What starts bizarrely enough with a video of mens’ competitive endurance tickling events quickly devolves into gay bashing and threats of lawsuits. What is presented, at least by some, as a strange athletic competition turns out to be (not surprisingly) homoerotic low-level BDSM followed up with extortion and threats to the “competitors.” While I do try to live by the motto of “your kink is not my kink but your kink is okay,” when that turns out to be the sort of thing that ends up ruining people’s lives unfairly, it's hard not to feel like that's part of the kink that could be shamed. Fascinating but also terrifying in real ways. Absolutely demands to be seen.
There are a couple of things that indicate a story was written by Stephen King. If it takes place in Castle Rock, for instance, it’s King. One of the few non-Maine places that belongs to him is Hemingford Home, Nebraska, which is where 1922 takes place. A farmer named Wilfred James quarrels with his wife. He wants to farm; she wants to move to Omaha, or perhaps St. Louis. Seeing no other way out, Wilf kills his wife with his son’s help and drops her body in the abandoned dry well. Things do not improve. This is an upsetting tale that is very much from the mind of King. Good roles for Thomas Jane and Neal McDonough. Molly Parker is underused, but excellent as well. King, who is so much a product of being Down East, does Midwestern gothic remarkably well.

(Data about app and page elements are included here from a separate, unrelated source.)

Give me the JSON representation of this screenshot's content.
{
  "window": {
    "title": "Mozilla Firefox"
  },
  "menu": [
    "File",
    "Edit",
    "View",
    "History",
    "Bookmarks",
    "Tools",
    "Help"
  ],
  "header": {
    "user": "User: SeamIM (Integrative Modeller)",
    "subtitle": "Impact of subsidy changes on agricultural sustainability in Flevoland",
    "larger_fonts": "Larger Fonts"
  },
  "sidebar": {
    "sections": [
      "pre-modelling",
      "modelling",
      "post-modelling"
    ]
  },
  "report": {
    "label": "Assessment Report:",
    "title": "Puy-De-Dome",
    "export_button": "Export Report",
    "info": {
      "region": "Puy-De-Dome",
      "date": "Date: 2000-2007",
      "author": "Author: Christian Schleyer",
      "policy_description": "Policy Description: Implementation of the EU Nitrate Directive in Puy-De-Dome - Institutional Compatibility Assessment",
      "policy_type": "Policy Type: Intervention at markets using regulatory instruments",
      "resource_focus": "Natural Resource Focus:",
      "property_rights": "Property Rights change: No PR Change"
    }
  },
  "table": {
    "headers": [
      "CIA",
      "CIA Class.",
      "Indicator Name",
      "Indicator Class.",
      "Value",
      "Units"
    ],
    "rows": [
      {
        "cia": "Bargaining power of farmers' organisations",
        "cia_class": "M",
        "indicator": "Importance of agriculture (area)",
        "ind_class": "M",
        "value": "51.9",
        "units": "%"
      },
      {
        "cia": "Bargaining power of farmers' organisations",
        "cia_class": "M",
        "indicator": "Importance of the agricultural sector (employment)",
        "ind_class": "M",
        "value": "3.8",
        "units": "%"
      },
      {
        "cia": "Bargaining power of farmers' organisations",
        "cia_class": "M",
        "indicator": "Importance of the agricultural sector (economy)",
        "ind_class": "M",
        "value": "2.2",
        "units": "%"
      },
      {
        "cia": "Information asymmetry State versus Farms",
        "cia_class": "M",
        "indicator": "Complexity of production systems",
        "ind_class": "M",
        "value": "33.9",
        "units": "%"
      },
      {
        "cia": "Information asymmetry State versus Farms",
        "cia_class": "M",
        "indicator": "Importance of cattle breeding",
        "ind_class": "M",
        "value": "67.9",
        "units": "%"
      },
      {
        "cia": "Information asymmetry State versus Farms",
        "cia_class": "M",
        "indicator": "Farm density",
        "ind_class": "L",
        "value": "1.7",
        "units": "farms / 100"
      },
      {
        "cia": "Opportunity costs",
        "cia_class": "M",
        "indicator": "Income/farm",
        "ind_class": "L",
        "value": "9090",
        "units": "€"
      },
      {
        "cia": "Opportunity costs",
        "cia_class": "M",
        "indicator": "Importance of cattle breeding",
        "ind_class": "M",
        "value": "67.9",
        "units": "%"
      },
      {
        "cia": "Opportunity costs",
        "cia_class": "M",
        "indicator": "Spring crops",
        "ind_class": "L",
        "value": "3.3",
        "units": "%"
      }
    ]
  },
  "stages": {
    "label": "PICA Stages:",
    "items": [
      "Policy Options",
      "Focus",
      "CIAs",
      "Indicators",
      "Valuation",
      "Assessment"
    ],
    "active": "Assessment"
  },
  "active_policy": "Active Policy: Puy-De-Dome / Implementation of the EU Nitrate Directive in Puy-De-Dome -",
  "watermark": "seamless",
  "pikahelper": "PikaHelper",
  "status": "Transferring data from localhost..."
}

Film: The Scarlet Pimpernel
Up to this point, there’s been exactly one film (Pygmalion) where I haven’t been bored by Leslie Howard. Oddly, that’s true for The Scarlet Pimpernel as well, despite this kind of being an action movie. Kind of. It’s sort of the first-ever superhero tale. A British nobleman (played by Howard) pretends to be a witless dandy, but is in reality the Scarlet Pimpernel, a master spy, swordsman, and disguise expert who rescues condemned nobles from the guillotine in revolutionary France. It works because Leslie Howard is absolutely the epitome of a fop who cares more about the state of his cravat than geopolitics. The parallels to Zorro, Batman, and others are obvious, but it started here. The problem? The movie prefers not to actually show any real action, which works very much to its detriment. Merle Oberon, as always, is gorgeous.